_What to work on_
Find all lines below containing the string "Faisal" and return them.

_Dataset rows for apps and sites_
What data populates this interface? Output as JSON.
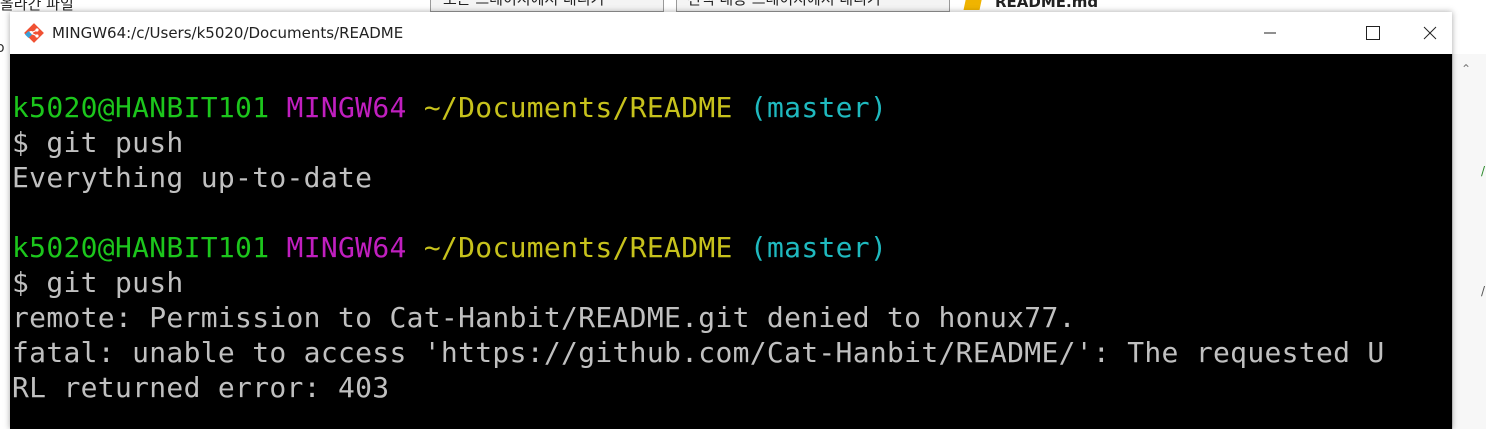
{
  "background": {
    "left_text": "올라간 파일",
    "tab1": "모든 스테이지에서 내리기",
    "tab2": "선택 내용 스테이지에서 내리기",
    "tab3": "README.md",
    "edge_char": "o"
  },
  "window": {
    "title": "MINGW64:/c/Users/k5020/Documents/README",
    "icon": "git-icon",
    "buttons": {
      "minimize": "minimize-icon",
      "maximize": "maximize-icon",
      "close": "close-icon"
    }
  },
  "colors": {
    "user_host": "#1cc61c",
    "shell": "#c01fbf",
    "path": "#c7c21c",
    "branch": "#1fb9bf",
    "text": "#c0c0c0",
    "background": "#000000"
  },
  "terminal": {
    "prompt1": {
      "user_host": "k5020@HANBIT101",
      "shell": "MINGW64",
      "path": "~/Documents/README",
      "branch": "(master)"
    },
    "cmd1": "$ git push",
    "out1": "Everything up-to-date",
    "prompt2": {
      "user_host": "k5020@HANBIT101",
      "shell": "MINGW64",
      "path": "~/Documents/README",
      "branch": "(master)"
    },
    "cmd2": "$ git push",
    "out2": "remote: Permission to Cat-Hanbit/README.git denied to honux77.",
    "out3": "fatal: unable to access 'https://github.com/Cat-Hanbit/README/': The requested U",
    "out4": "RL returned error: 403"
  }
}
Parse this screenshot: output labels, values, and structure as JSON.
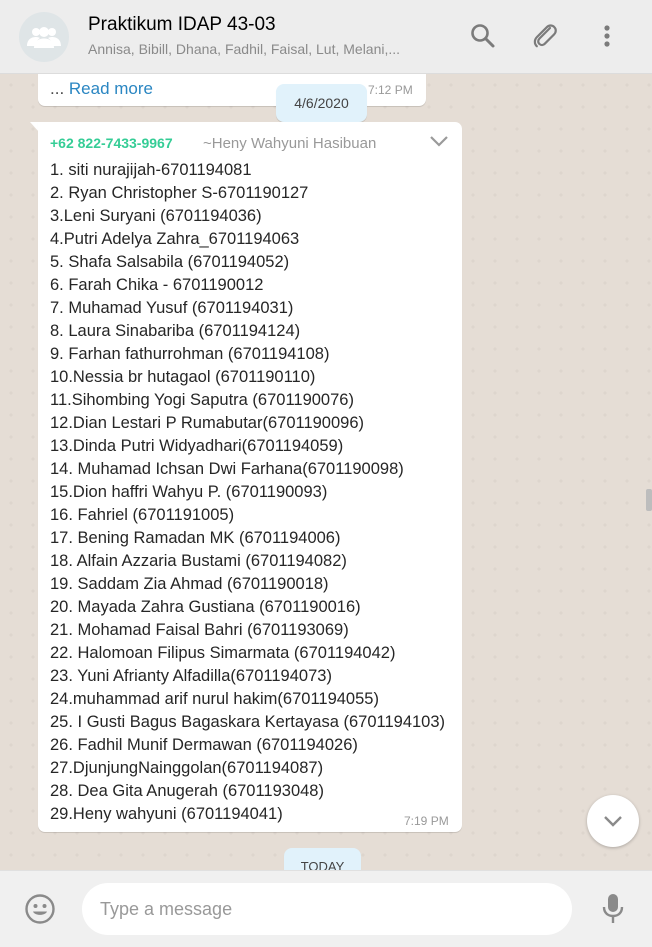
{
  "header": {
    "title": "Praktikum IDAP 43-03",
    "participants": "Annisa, Bibill, Dhana, Fadhil, Faisal, Lut, Melani,..."
  },
  "icons": {
    "avatar": "group-icon",
    "search": "search-icon",
    "attach": "paperclip-icon",
    "menu": "more-vertical-icon",
    "message_menu": "chevron-down-icon",
    "scroll": "chevron-down-icon",
    "emoji": "emoji-icon",
    "mic": "microphone-icon"
  },
  "colors": {
    "chat_background": "#e5ddd5",
    "sender_phone": "#35cd96",
    "link": "#2a86c2",
    "date_chip": "#e1f2fb"
  },
  "chat": {
    "previous_message": {
      "ellipsis": "...",
      "read_more": "Read more",
      "time": "7:12 PM"
    },
    "date_separator": "4/6/2020",
    "message": {
      "sender_phone": "+62 822-7433-9967",
      "sender_name": "~Heny Wahyuni Hasibuan",
      "lines": [
        "1. siti nurajijah-6701194081",
        "2. Ryan Christopher S-6701190127",
        "3.Leni Suryani (6701194036)",
        "4.Putri Adelya Zahra_6701194063",
        "5. Shafa Salsabila (6701194052)",
        "6. Farah Chika - 6701190012",
        "7. Muhamad Yusuf (6701194031)",
        "8. Laura Sinabariba (6701194124)",
        "9. Farhan fathurrohman (6701194108)",
        "10.Nessia br hutagaol (6701190110)",
        "11.Sihombing Yogi Saputra (6701190076)",
        "12.Dian Lestari P Rumabutar(6701190096)",
        "13.Dinda Putri Widyadhari(6701194059)",
        "14. Muhamad Ichsan Dwi Farhana(6701190098)",
        "15.Dion haffri Wahyu P. (6701190093)",
        "16. Fahriel (6701191005)",
        "17. Bening Ramadan MK (6701194006)",
        "18. Alfain Azzaria Bustami (6701194082)",
        "19. Saddam Zia Ahmad (6701190018)",
        "20. Mayada Zahra Gustiana (6701190016)",
        "21. Mohamad Faisal Bahri (6701193069)",
        "22. Halomoan Filipus Simarmata (6701194042)",
        "23. Yuni Afrianty Alfadilla(6701194073)",
        "24.muhammad arif nurul hakim(6701194055)",
        "25. I Gusti Bagus Bagaskara Kertayasa (6701194103)",
        "26. Fadhil Munif Dermawan (6701194026)",
        "27.DjunjungNainggolan(6701194087)",
        "28. Dea Gita Anugerah (6701193048)",
        "29.Heny wahyuni (6701194041)"
      ],
      "time": "7:19 PM"
    },
    "today_separator": "TODAY"
  },
  "footer": {
    "placeholder": "Type a message"
  }
}
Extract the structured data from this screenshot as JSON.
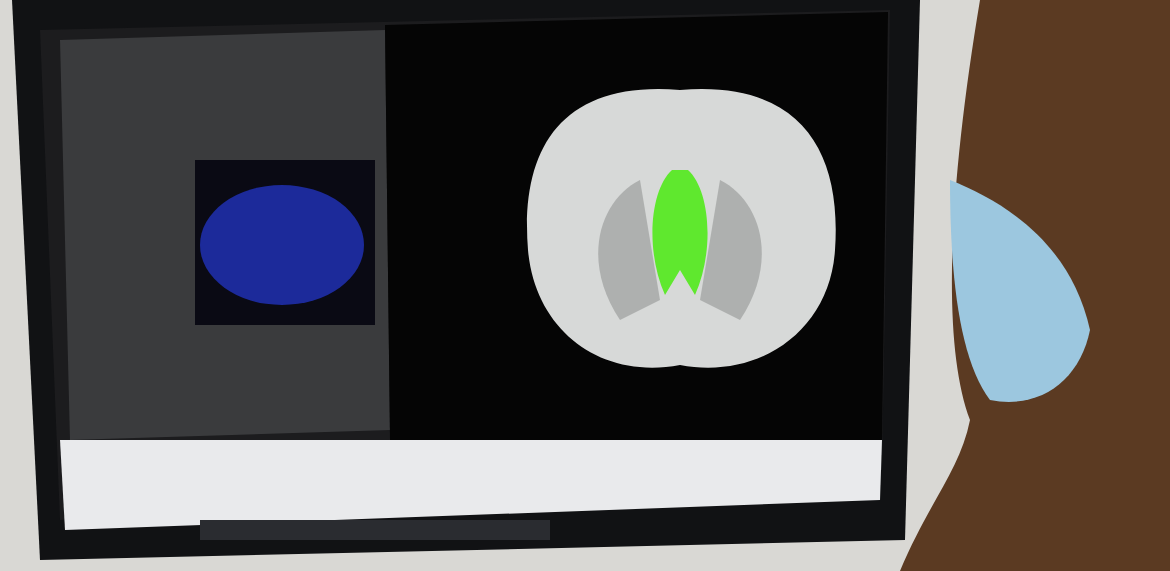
{
  "photo": {
    "kind": "monitor-scene"
  }
}
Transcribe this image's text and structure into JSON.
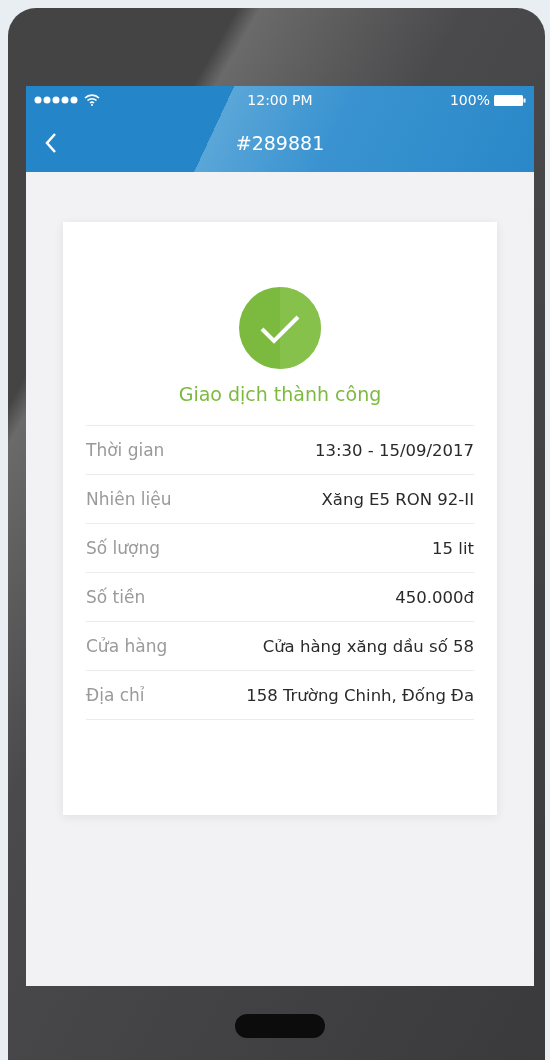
{
  "status_bar": {
    "time": "12:00 PM",
    "battery": "100%"
  },
  "nav_bar": {
    "title": "#289881"
  },
  "receipt": {
    "status_text": "Giao dịch thành công",
    "rows": [
      {
        "label": "Thời gian",
        "value": "13:30 - 15/09/2017"
      },
      {
        "label": "Nhiên liệu",
        "value": "Xăng E5 RON 92-II"
      },
      {
        "label": "Số lượng",
        "value": "15 lit"
      },
      {
        "label": "Số tiền",
        "value": "450.000đ"
      },
      {
        "label": "Cửa hàng",
        "value": "Cửa hàng xăng dầu số 58"
      },
      {
        "label": "Địa chỉ",
        "value": "158 Trường Chinh, Đống Đa"
      }
    ]
  }
}
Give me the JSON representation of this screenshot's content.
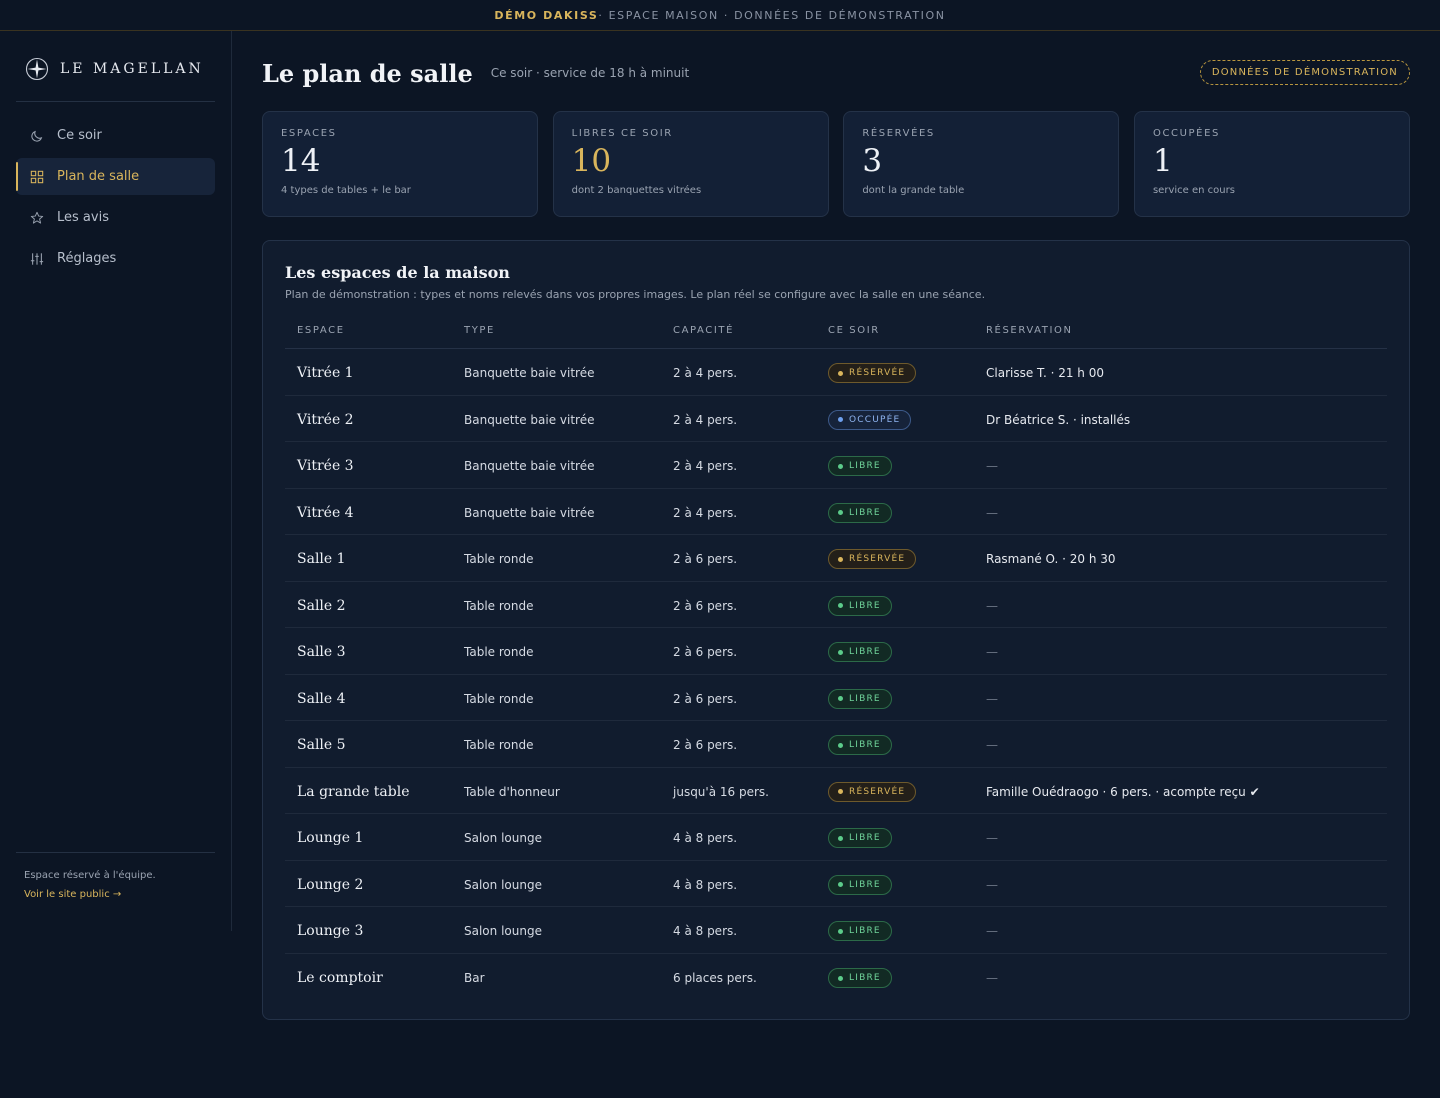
{
  "topbar": {
    "brand": "DÉMO DAKISS",
    "rest": " · ESPACE MAISON · DONNÉES DE DÉMONSTRATION"
  },
  "sidebar": {
    "logo_text": "LE MAGELLAN",
    "items": [
      {
        "label": "Ce soir",
        "icon": "moon-icon"
      },
      {
        "label": "Plan de salle",
        "icon": "grid-icon",
        "active": true
      },
      {
        "label": "Les avis",
        "icon": "star-icon"
      },
      {
        "label": "Réglages",
        "icon": "sliders-icon"
      }
    ],
    "footer_note": "Espace réservé à l'équipe.",
    "footer_link": "Voir le site public →"
  },
  "header": {
    "title": "Le plan de salle",
    "subtitle": "Ce soir · service de 18 h à minuit",
    "demo_badge": "DONNÉES DE DÉMONSTRATION"
  },
  "stats": [
    {
      "label": "ESPACES",
      "value": "14",
      "note": "4 types de tables + le bar"
    },
    {
      "label": "LIBRES CE SOIR",
      "value": "10",
      "note": "dont 2 banquettes vitrées"
    },
    {
      "label": "RÉSERVÉES",
      "value": "3",
      "note": "dont la grande table"
    },
    {
      "label": "OCCUPÉES",
      "value": "1",
      "note": "service en cours"
    }
  ],
  "panel": {
    "title": "Les espaces de la maison",
    "description": "Plan de démonstration : types et noms relevés dans vos propres images. Le plan réel se configure avec la salle en une séance.",
    "columns": [
      "ESPACE",
      "TYPE",
      "CAPACITÉ",
      "CE SOIR",
      "RÉSERVATION"
    ],
    "rows": [
      {
        "name": "Vitrée 1",
        "type": "Banquette baie vitrée",
        "capacity": "2 à 4 pers.",
        "status": "RÉSERVÉE",
        "kind": "reserved",
        "reservation": "Clarisse T. · 21 h 00"
      },
      {
        "name": "Vitrée 2",
        "type": "Banquette baie vitrée",
        "capacity": "2 à 4 pers.",
        "status": "OCCUPÉE",
        "kind": "occupied",
        "reservation": "Dr Béatrice S. · installés"
      },
      {
        "name": "Vitrée 3",
        "type": "Banquette baie vitrée",
        "capacity": "2 à 4 pers.",
        "status": "LIBRE",
        "kind": "free",
        "reservation": "—"
      },
      {
        "name": "Vitrée 4",
        "type": "Banquette baie vitrée",
        "capacity": "2 à 4 pers.",
        "status": "LIBRE",
        "kind": "free",
        "reservation": "—"
      },
      {
        "name": "Salle 1",
        "type": "Table ronde",
        "capacity": "2 à 6 pers.",
        "status": "RÉSERVÉE",
        "kind": "reserved",
        "reservation": "Rasmané O. · 20 h 30"
      },
      {
        "name": "Salle 2",
        "type": "Table ronde",
        "capacity": "2 à 6 pers.",
        "status": "LIBRE",
        "kind": "free",
        "reservation": "—"
      },
      {
        "name": "Salle 3",
        "type": "Table ronde",
        "capacity": "2 à 6 pers.",
        "status": "LIBRE",
        "kind": "free",
        "reservation": "—"
      },
      {
        "name": "Salle 4",
        "type": "Table ronde",
        "capacity": "2 à 6 pers.",
        "status": "LIBRE",
        "kind": "free",
        "reservation": "—"
      },
      {
        "name": "Salle 5",
        "type": "Table ronde",
        "capacity": "2 à 6 pers.",
        "status": "LIBRE",
        "kind": "free",
        "reservation": "—"
      },
      {
        "name": "La grande table",
        "type": "Table d'honneur",
        "capacity": "jusqu'à 16 pers.",
        "status": "RÉSERVÉE",
        "kind": "reserved",
        "reservation": "Famille Ouédraogo · 6 pers. · acompte reçu ✔"
      },
      {
        "name": "Lounge 1",
        "type": "Salon lounge",
        "capacity": "4 à 8 pers.",
        "status": "LIBRE",
        "kind": "free",
        "reservation": "—"
      },
      {
        "name": "Lounge 2",
        "type": "Salon lounge",
        "capacity": "4 à 8 pers.",
        "status": "LIBRE",
        "kind": "free",
        "reservation": "—"
      },
      {
        "name": "Lounge 3",
        "type": "Salon lounge",
        "capacity": "4 à 8 pers.",
        "status": "LIBRE",
        "kind": "free",
        "reservation": "—"
      },
      {
        "name": "Le comptoir",
        "type": "Bar",
        "capacity": "6 places pers.",
        "status": "LIBRE",
        "kind": "free",
        "reservation": "—"
      }
    ]
  }
}
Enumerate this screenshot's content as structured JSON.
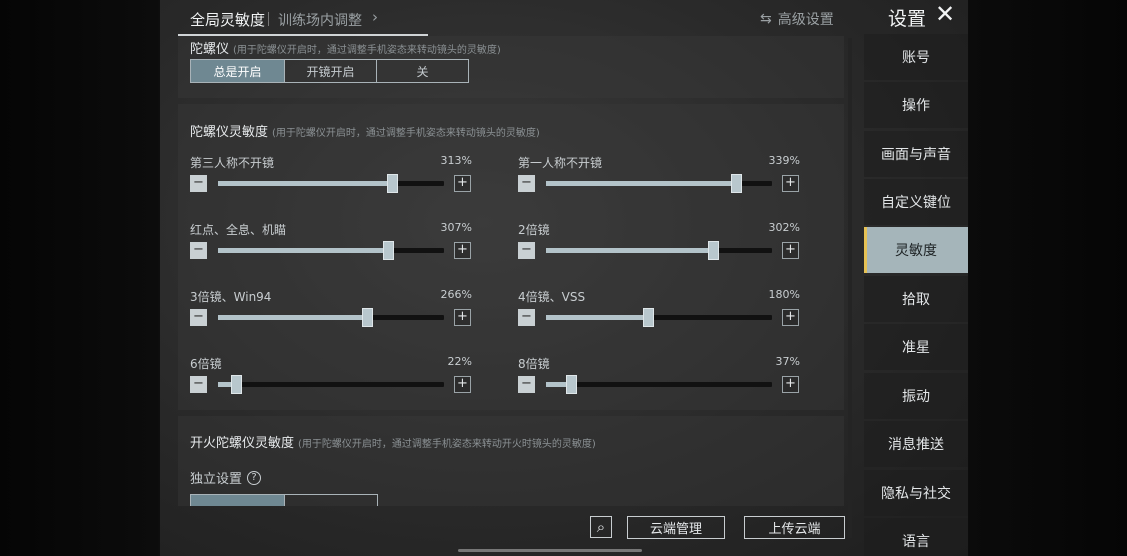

_Solution to this exercise_
    "participants": "Annisa, Bibill, Dhana, Fadhil, Faisal, Lut, Melani,..."
        "21. Mohamad Faisal Bahri (6701193069)",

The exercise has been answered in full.